» **WHAT IS BEING ASKED**
Find the word "icon" in the material below and gather every line that contains it.

» **AVAILABLE DATA**
_ _ _ _

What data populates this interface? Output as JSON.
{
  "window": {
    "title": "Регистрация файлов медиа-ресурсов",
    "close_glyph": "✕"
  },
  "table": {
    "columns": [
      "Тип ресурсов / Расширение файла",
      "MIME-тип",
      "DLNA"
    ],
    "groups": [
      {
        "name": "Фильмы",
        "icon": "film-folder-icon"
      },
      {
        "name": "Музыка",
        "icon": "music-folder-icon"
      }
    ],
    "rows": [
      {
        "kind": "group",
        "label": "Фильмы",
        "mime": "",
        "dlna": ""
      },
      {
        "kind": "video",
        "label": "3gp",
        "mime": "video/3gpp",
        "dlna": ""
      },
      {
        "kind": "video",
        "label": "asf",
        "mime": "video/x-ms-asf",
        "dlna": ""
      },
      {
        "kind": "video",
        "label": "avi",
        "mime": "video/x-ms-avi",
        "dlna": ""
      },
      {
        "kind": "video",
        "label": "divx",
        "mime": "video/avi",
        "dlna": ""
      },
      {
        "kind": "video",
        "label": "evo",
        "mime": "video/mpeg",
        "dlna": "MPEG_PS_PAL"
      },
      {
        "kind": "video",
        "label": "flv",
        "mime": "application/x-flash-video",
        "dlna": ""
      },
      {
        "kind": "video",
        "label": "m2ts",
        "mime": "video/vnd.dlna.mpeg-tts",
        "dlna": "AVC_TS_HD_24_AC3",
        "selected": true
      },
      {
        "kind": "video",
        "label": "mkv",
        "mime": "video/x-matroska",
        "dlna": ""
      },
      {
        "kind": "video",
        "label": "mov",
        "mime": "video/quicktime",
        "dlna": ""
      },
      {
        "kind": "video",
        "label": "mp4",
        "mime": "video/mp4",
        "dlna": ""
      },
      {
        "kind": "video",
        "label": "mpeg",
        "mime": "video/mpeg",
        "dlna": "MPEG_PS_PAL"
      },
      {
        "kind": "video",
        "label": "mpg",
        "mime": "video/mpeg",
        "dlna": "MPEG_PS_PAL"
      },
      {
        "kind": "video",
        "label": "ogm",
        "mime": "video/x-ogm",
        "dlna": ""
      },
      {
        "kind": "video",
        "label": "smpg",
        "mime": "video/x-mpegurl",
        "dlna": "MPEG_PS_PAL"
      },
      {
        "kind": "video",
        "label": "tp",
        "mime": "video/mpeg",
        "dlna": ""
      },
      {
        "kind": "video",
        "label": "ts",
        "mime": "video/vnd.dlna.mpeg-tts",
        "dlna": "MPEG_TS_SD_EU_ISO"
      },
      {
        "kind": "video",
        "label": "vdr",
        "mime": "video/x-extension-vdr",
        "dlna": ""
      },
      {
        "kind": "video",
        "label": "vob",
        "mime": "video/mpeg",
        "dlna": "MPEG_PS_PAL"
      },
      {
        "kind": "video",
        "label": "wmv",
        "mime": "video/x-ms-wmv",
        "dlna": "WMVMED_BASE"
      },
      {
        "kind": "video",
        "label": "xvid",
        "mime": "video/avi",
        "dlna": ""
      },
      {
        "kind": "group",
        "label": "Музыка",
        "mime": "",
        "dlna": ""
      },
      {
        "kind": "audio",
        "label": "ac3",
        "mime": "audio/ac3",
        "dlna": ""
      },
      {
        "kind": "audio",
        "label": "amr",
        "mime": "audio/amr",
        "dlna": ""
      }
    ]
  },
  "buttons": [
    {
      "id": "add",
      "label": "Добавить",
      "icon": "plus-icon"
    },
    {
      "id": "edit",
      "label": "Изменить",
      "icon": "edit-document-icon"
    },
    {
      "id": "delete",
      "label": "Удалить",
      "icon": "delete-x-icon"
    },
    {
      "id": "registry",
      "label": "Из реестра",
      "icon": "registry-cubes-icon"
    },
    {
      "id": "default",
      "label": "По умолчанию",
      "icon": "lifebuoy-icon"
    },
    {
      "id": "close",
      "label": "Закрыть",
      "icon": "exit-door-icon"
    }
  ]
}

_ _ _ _

» **TASK RESULT**
        "icon": "film-folder-icon"
        "icon": "music-folder-icon"
      "icon": "plus-icon"
      "icon": "edit-document-icon"
      "icon": "delete-x-icon"
      "icon": "registry-cubes-icon"
      "icon": "lifebuoy-icon"
      "icon": "exit-door-icon"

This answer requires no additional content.